« Reply #24 on: July 16, 2008, 11:20:23 AM »
How about mirroring the entire site and then picking out the page/pages you want?

"HTTrack is a free (GPL, libre/free software) and easy-to-use offline browser utility.

It allows you to download a World Wide Web site from the Internet to a local directory, building recursively all directories, getting HTML, images, and other files from the server to your computer. HTTrack arranges the original site's relative link-structure. Simply open a page of the "mirrored" website in your browser, and you can browse the site from link to link, as if you were viewing it online. HTTrack can also update an existing mirrored site, and resume interrupted downloads. HTTrack is fully configurable, and has an integrated help system.
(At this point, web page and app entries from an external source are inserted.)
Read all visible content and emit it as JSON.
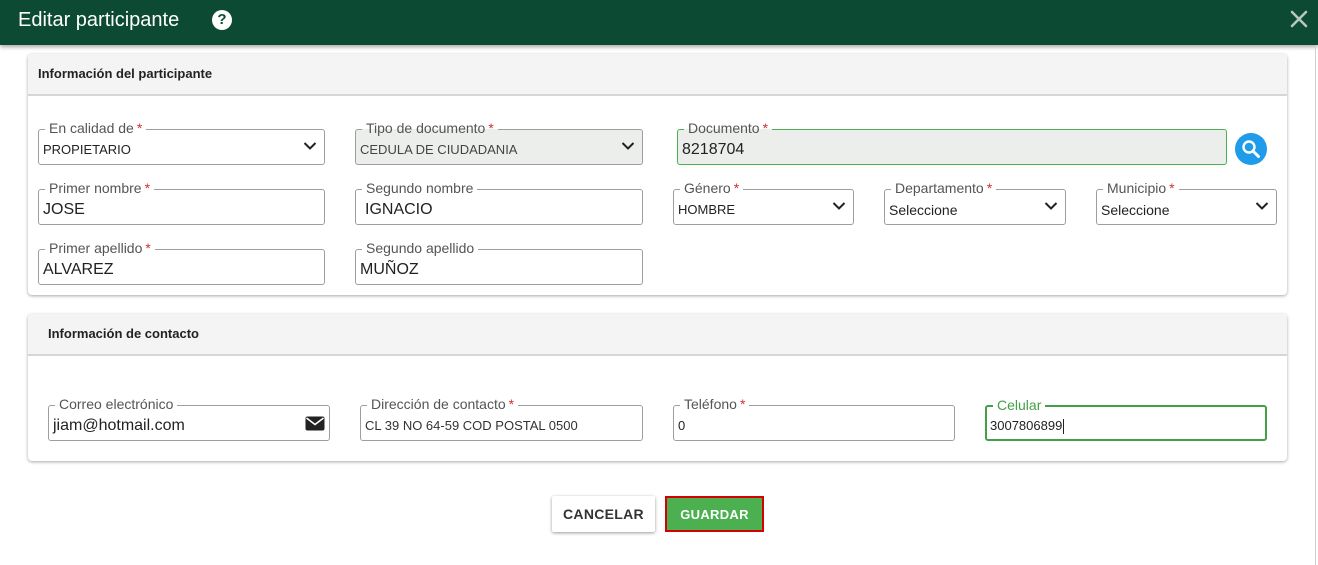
{
  "dialog": {
    "title": "Editar participante",
    "help_icon": "question-circle-icon",
    "close_icon": "close-icon",
    "header_color": "#0c4a33"
  },
  "participant_section": {
    "title": "Información del participante",
    "calidad": {
      "label": "En calidad de",
      "required": "*",
      "value": "PROPIETARIO"
    },
    "tipo_documento": {
      "label": "Tipo de documento",
      "required": "*",
      "value": "CEDULA DE CIUDADANIA"
    },
    "documento": {
      "label": "Documento",
      "required": "*",
      "value": "8218704"
    },
    "search_icon": "search-icon",
    "primer_nombre": {
      "label": "Primer nombre",
      "required": "*",
      "value": "JOSE"
    },
    "segundo_nombre": {
      "label": "Segundo nombre",
      "value": "IGNACIO"
    },
    "genero": {
      "label": "Género",
      "required": "*",
      "value": "HOMBRE"
    },
    "departamento": {
      "label": "Departamento",
      "required": "*",
      "value": "Seleccione"
    },
    "municipio": {
      "label": "Municipio",
      "required": "*",
      "value": "Seleccione"
    },
    "primer_apellido": {
      "label": "Primer apellido",
      "required": "*",
      "value": "ALVAREZ"
    },
    "segundo_apellido": {
      "label": "Segundo apellido",
      "value": "MUÑOZ"
    }
  },
  "contact_section": {
    "title": "Información de contacto",
    "correo": {
      "label": "Correo electrónico",
      "value": "jiam@hotmail.com",
      "icon": "envelope-icon"
    },
    "direccion": {
      "label": "Dirección de contacto",
      "required": "*",
      "value": "CL 39 NO 64-59 COD POSTAL 0500"
    },
    "telefono": {
      "label": "Teléfono",
      "required": "*",
      "value": "0"
    },
    "celular": {
      "label": "Celular",
      "value": "3007806899"
    }
  },
  "actions": {
    "cancel_label": "CANCELAR",
    "save_label": "GUARDAR",
    "save_color": "#4caf50",
    "highlight_color": "#d50000"
  }
}
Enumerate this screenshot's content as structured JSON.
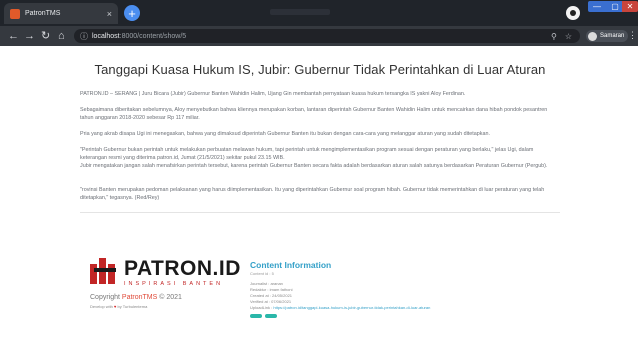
{
  "browser": {
    "tab_title": "PatronTMS",
    "tab_close": "×",
    "new_tab": "+",
    "url_host": "localhost",
    "url_path": ":8000/content/show/5",
    "profile_name": "Samaran",
    "window_controls": {
      "minimize": "—",
      "maximize": "▢",
      "close": "✕"
    },
    "icons": [
      "back-arrow-icon",
      "forward-arrow-icon",
      "reload-icon",
      "home-icon",
      "info-icon",
      "zoom-icon",
      "star-icon",
      "kebab-menu-icon"
    ]
  },
  "article": {
    "title": "Tanggapi Kuasa Hukum IS, Jubir: Gubernur Tidak Perintahkan di Luar Aturan",
    "paragraphs": [
      "PATRON.ID – SERANG | Juru Bicara (Jubir) Gubernur Banten Wahidin Halim, Ujang Gin membantah pernyataan kuasa hukum tersangka IS yakni Aloy Ferdinan.",
      "Sebagaimana diberitakan sebelumnya, Aloy menyebutkan bahwa kliennya merupakan korban, lantaran diperintah Gubernur Banten Wahidin Halim untuk mencairkan dana hibah pondok pesantren tahun anggaran 2018-2020 sebesar Rp 117 miliar.",
      "Pria yang akrab disapa Ugi ini menegaskan, bahwa yang dimaksud diperintah Gubernur Banten itu bukan dengan cara-cara yang melanggar aturan yang sudah ditetapkan.",
      "\"Perintah Gubernur bukan perintah untuk melakukan perbuatan melawan hukum, tapi perintah untuk mengimplementasikan program sesuai dengan peraturan yang berlaku,\" jelas Ugi, dalam keterangan resmi yang diterima patron.id, Jumat (21/5/2021) sekitar pukul 23.15 WIB.\nJubir mengatakan jangan salah menafsirkan perintah tersebut, karena perintah Gubernur Banten secara fakta adalah berdasarkan aturan salah satunya berdasarkan Peraturan Gubernur (Pergub).",
      "\"rovinsi Banten merupakan pedoman pelaksanan yang harus diimplementasikan. Itu yang diperintahkan Gubernur soal program hibah. Gubernur tidak memerintahkan di luar peraturan yang telah ditetapkan,\" tegasnya. (Red/Rey)"
    ]
  },
  "footer": {
    "logo_name": "PATRON.ID",
    "logo_tagline": "INSPIRASI BANTEN",
    "copyright_prefix": "Copyright ",
    "copyright_brand": "PatronTMS",
    "copyright_suffix": " © 2021",
    "developed_prefix": "Develop with ",
    "developed_heart": "♥",
    "developed_suffix": " by Turbulentema"
  },
  "content_info": {
    "title": "Content Information",
    "content_id": "Content id : 5",
    "journalist": "Journalist : aranan",
    "editor": "Redaktur : imam fathoni",
    "created_at": "Created at : 24/05/2021",
    "verified_at": "Verified at : 07/06/2021",
    "url_label": "UploadLink : ",
    "url_value": "https://patron.id/tanggapi-kuasa-hukum-is-jubir-gubernur-tidak-perintahkan-di-luar-aturan"
  },
  "colors": {
    "accent": "#34a0c8",
    "brand_red": "#c22626",
    "tag": "#2ab7a9"
  }
}
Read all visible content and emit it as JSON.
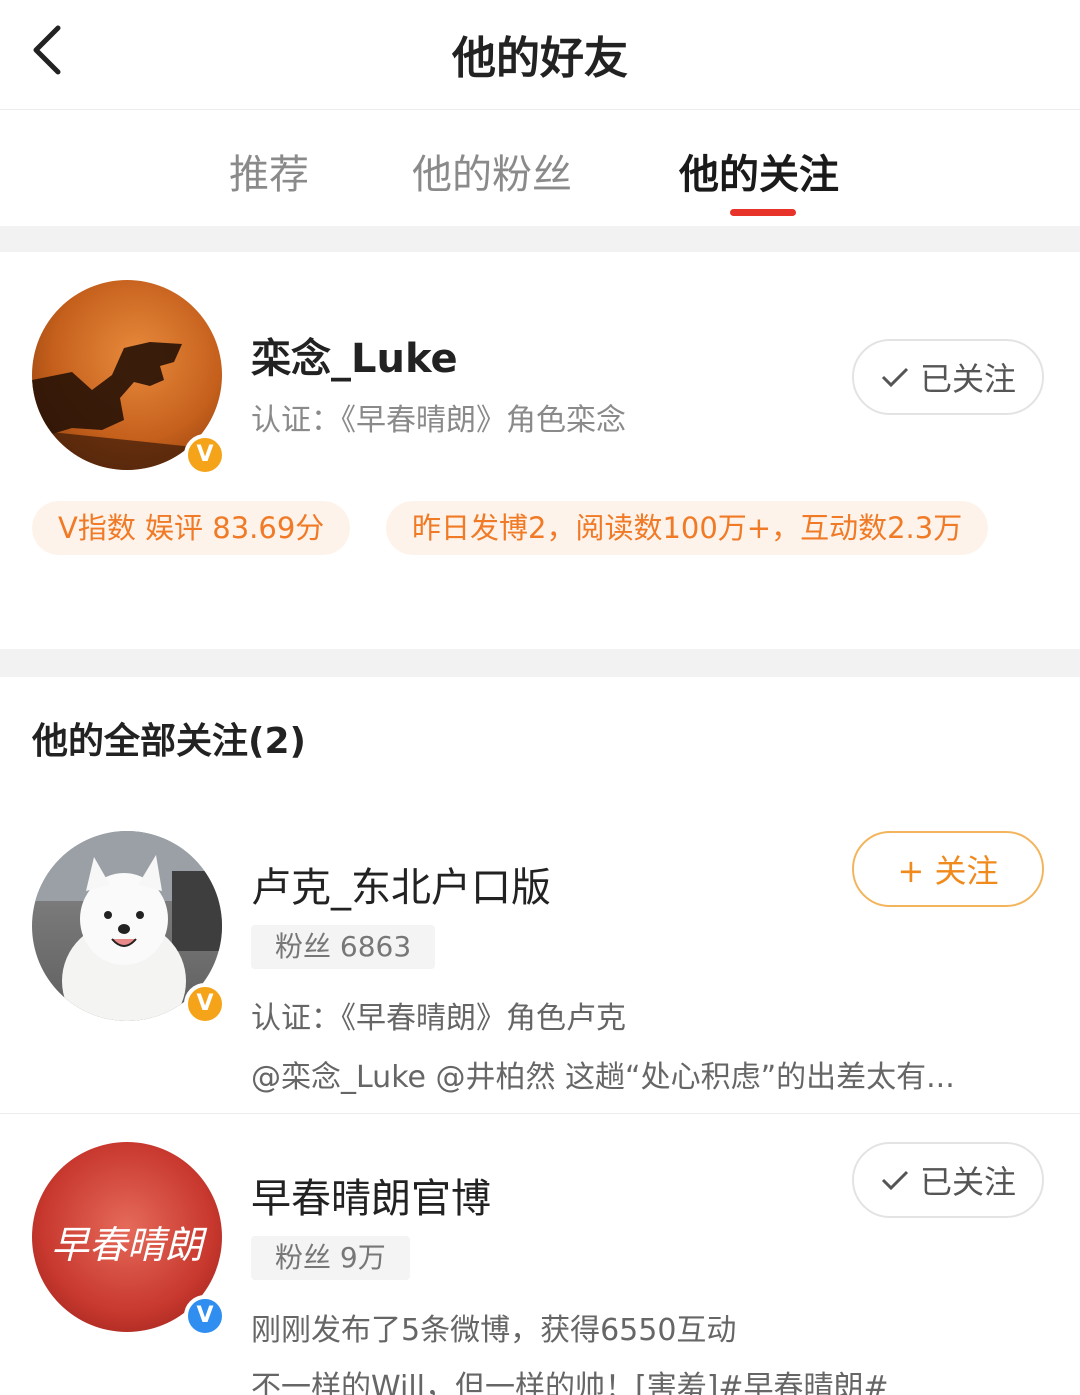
{
  "header": {
    "title": "他的好友",
    "back_icon": "chevron-left-icon"
  },
  "tabs": [
    {
      "label": "推荐",
      "active": false
    },
    {
      "label": "他的粉丝",
      "active": false
    },
    {
      "label": "他的关注",
      "active": true
    }
  ],
  "profile": {
    "name": "栾念_Luke",
    "verification": "认证：《早春晴朗》角色栾念",
    "badge": "V",
    "badge_color": "#f5a41a",
    "follow_status": "已关注",
    "stats": [
      "V指数 娱评 83.69分",
      "昨日发博2，阅读数100万+，互动数2.3万"
    ]
  },
  "following": {
    "title": "他的全部关注(2)",
    "items": [
      {
        "name": "卢克_东北户口版",
        "fans": "粉丝 6863",
        "verification": "认证：《早春晴朗》角色卢克",
        "latest": "@栾念_Luke @井柏然 这趟“处心积虑”的出差太有...",
        "badge": "V",
        "badge_color": "#f5a41a",
        "follow_status": "+ 关注"
      },
      {
        "name": "早春晴朗官博",
        "fans": "粉丝 9万",
        "activity": "刚刚发布了5条微博，获得6550互动",
        "latest": "不一样的Will，但一样的帅！[害羞]#早春晴朗#",
        "avatar_text": "早春晴朗",
        "badge": "V",
        "badge_color": "#2f8ef0",
        "follow_status": "已关注"
      }
    ]
  },
  "colors": {
    "accent_red": "#e8332a",
    "accent_orange": "#f08a1c",
    "pill_bg": "#fdf3ea"
  }
}
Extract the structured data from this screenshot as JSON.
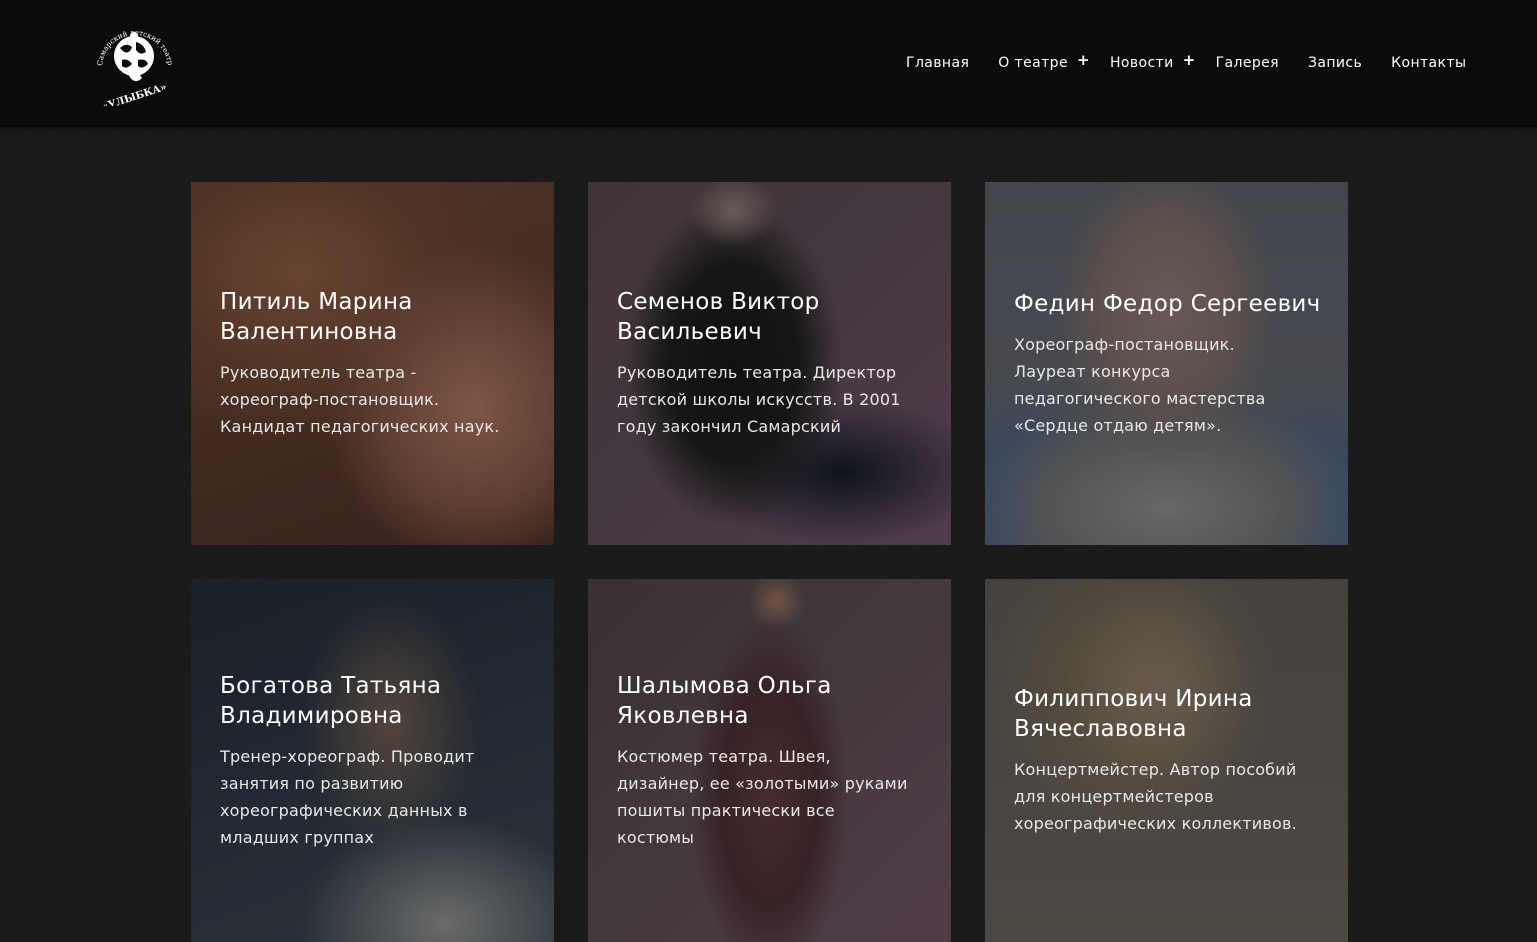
{
  "logo": {
    "arc_text": "Самарский детский театр танца",
    "name": "«УЛЫБКА»"
  },
  "nav": [
    {
      "label": "Главная",
      "has_submenu": false
    },
    {
      "label": "О театре",
      "has_submenu": true
    },
    {
      "label": "Новости",
      "has_submenu": true
    },
    {
      "label": "Галерея",
      "has_submenu": false
    },
    {
      "label": "Запись",
      "has_submenu": false
    },
    {
      "label": "Контакты",
      "has_submenu": false
    }
  ],
  "nav_plus": "+",
  "team": [
    {
      "name": "Питиль Марина Валентиновна",
      "description": "Руководитель театра - хореограф-постановщик. Кандидат педагогических наук."
    },
    {
      "name": "Семенов Виктор Васильевич",
      "description": "Руководитель театра. Директор детской школы искусств. В 2001 году закончил Самарский"
    },
    {
      "name": "Федин Федор Сергеевич",
      "description": "Хореограф-постановщик. Лауреат конкурса педагогического мастерства «Сердце отдаю детям»."
    },
    {
      "name": "Богатова Татьяна Владимировна",
      "description": "Тренер-хореограф. Проводит занятия по развитию хореографических данных в младших группах"
    },
    {
      "name": "Шалымова Ольга Яковлевна",
      "description": "Костюмер театра. Швея, дизайнер, ее «золотыми» руками пошиты практически все костюмы"
    },
    {
      "name": "Филиппович Ирина Вячеславовна",
      "description": "Концертмейстер. Автор пособий для концертмейстеров хореографических коллективов."
    }
  ],
  "colors": {
    "header_bg": "#0b0b0b",
    "page_bg": "#1a1a1a",
    "text": "#ffffff"
  }
}
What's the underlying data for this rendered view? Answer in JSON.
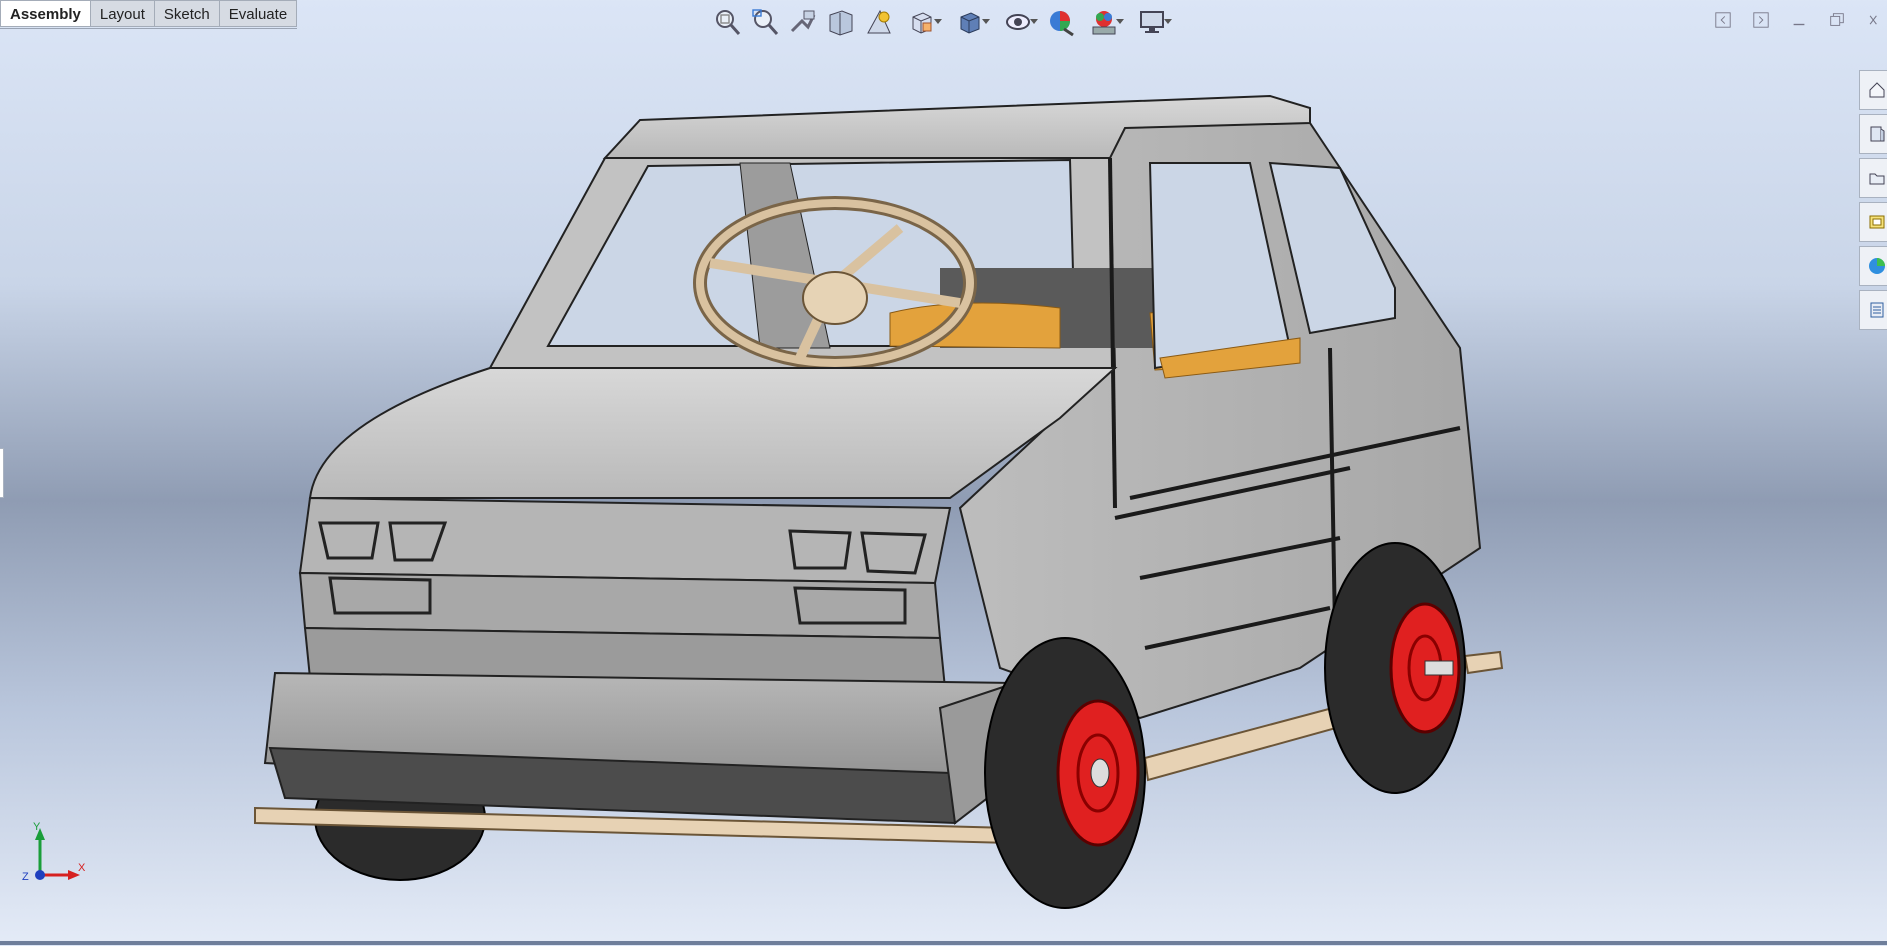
{
  "command_manager": {
    "tabs": [
      {
        "label": "Assembly",
        "active": true
      },
      {
        "label": "Layout",
        "active": false
      },
      {
        "label": "Sketch",
        "active": false
      },
      {
        "label": "Evaluate",
        "active": false
      }
    ]
  },
  "heads_up_toolbar": {
    "icons": [
      "zoom-to-fit-icon",
      "zoom-to-area-icon",
      "previous-view-icon",
      "section-view-icon",
      "dynamic-annotation-icon",
      "view-orientation-icon",
      "display-style-icon",
      "hide-show-items-icon",
      "edit-appearance-icon",
      "apply-scene-icon",
      "view-settings-icon"
    ]
  },
  "window_controls": {
    "icons": [
      "tile-left-icon",
      "tile-right-icon",
      "minimize-icon",
      "restore-icon",
      "close-icon"
    ]
  },
  "task_pane": {
    "icons": [
      "home-icon",
      "design-library-icon",
      "file-explorer-icon",
      "view-palette-icon",
      "appearances-icon",
      "custom-properties-icon"
    ]
  },
  "model": {
    "description_hidden": true,
    "colors": {
      "body": "#a9a9a9",
      "wheel_rim": "#e02020",
      "tire": "#2b2b2b",
      "wood": "#e7d2b4",
      "seat": "#e3a23c"
    }
  },
  "triad": {
    "x_label": "X",
    "y_label": "Y",
    "z_label": "Z",
    "x_color": "#d62020",
    "y_color": "#1a9e3a",
    "z_color": "#1f3fbf"
  }
}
WinHTTrack is the Windows 9x/NT/2000/XP release of HTTrack, and WebHTTrack the Linux/Unix/BSD release. See the download page. "